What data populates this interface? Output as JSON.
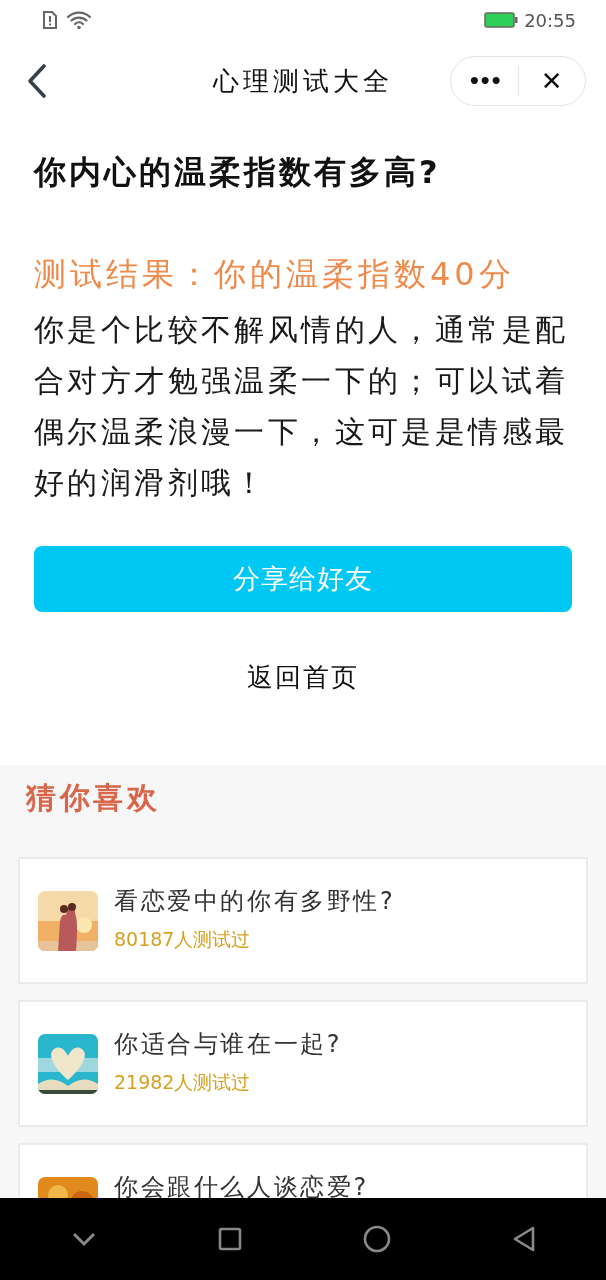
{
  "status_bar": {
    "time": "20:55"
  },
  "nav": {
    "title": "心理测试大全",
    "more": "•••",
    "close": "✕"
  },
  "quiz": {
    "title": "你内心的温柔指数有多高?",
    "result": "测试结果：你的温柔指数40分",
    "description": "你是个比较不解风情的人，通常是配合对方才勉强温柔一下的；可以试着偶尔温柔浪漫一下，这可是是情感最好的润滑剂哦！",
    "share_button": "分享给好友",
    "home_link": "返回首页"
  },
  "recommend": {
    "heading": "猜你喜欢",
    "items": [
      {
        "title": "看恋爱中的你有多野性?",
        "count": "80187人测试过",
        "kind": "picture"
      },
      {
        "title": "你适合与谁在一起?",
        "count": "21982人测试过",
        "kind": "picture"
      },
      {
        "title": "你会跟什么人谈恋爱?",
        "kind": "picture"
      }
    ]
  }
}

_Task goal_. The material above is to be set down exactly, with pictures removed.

_Completed task_.
What data populates this interface? Output as JSON.
{
  "status_bar": {
    "time": "20:55"
  },
  "nav": {
    "title": "心理测试大全",
    "more": "•••",
    "close": "✕"
  },
  "quiz": {
    "title": "你内心的温柔指数有多高?",
    "result": "测试结果：你的温柔指数40分",
    "description": "你是个比较不解风情的人，通常是配合对方才勉强温柔一下的；可以试着偶尔温柔浪漫一下，这可是是情感最好的润滑剂哦！",
    "share_button": "分享给好友",
    "home_link": "返回首页"
  },
  "recommend": {
    "heading": "猜你喜欢",
    "items": [
      {
        "title": "看恋爱中的你有多野性?",
        "count": "80187人测试过",
        "kind": "picture"
      },
      {
        "title": "你适合与谁在一起?",
        "count": "21982人测试过",
        "kind": "picture"
      },
      {
        "title": "你会跟什么人谈恋爱?",
        "kind": "picture"
      }
    ]
  }
}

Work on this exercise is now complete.